**** Dataset extract ****

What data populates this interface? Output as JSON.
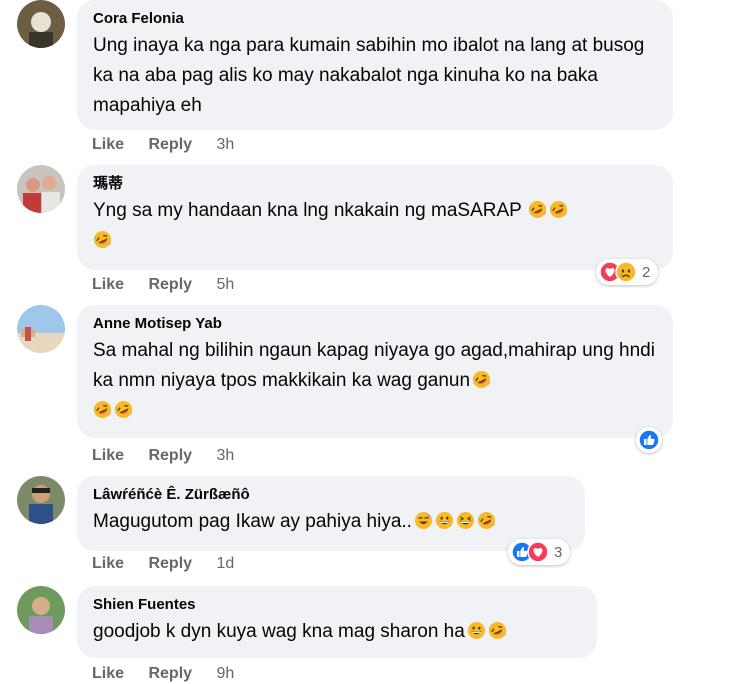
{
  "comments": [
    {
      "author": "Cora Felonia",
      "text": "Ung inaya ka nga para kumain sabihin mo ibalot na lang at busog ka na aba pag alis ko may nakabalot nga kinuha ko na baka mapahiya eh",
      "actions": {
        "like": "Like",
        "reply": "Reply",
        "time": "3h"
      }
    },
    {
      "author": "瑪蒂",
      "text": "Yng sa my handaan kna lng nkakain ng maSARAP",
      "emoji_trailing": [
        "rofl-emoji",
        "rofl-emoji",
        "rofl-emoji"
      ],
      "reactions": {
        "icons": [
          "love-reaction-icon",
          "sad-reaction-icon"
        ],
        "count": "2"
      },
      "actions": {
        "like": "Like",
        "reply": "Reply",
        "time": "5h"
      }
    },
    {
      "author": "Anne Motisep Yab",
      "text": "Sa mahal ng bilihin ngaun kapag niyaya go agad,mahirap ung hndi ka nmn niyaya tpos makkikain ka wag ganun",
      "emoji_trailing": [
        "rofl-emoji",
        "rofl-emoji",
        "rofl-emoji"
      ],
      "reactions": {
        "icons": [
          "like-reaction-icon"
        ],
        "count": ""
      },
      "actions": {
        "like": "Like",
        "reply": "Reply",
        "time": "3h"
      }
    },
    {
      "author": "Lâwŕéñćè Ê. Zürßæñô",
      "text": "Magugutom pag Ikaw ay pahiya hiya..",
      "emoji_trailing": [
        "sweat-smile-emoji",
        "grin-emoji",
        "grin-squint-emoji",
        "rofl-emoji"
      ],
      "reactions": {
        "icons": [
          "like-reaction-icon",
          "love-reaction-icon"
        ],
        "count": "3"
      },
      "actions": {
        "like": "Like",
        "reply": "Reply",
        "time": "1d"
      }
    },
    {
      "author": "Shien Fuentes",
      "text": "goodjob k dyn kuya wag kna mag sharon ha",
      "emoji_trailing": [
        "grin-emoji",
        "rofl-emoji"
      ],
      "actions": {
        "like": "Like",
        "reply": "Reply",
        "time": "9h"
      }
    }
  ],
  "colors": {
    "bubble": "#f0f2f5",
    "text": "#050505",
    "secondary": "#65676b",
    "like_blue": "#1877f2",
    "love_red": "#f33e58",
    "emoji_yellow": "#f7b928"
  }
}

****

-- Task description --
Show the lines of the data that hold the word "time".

-- Answer space --
        "time": "3h"
        "time": "5h"
        "time": "3h"
        "time": "1d"
        "time": "9h"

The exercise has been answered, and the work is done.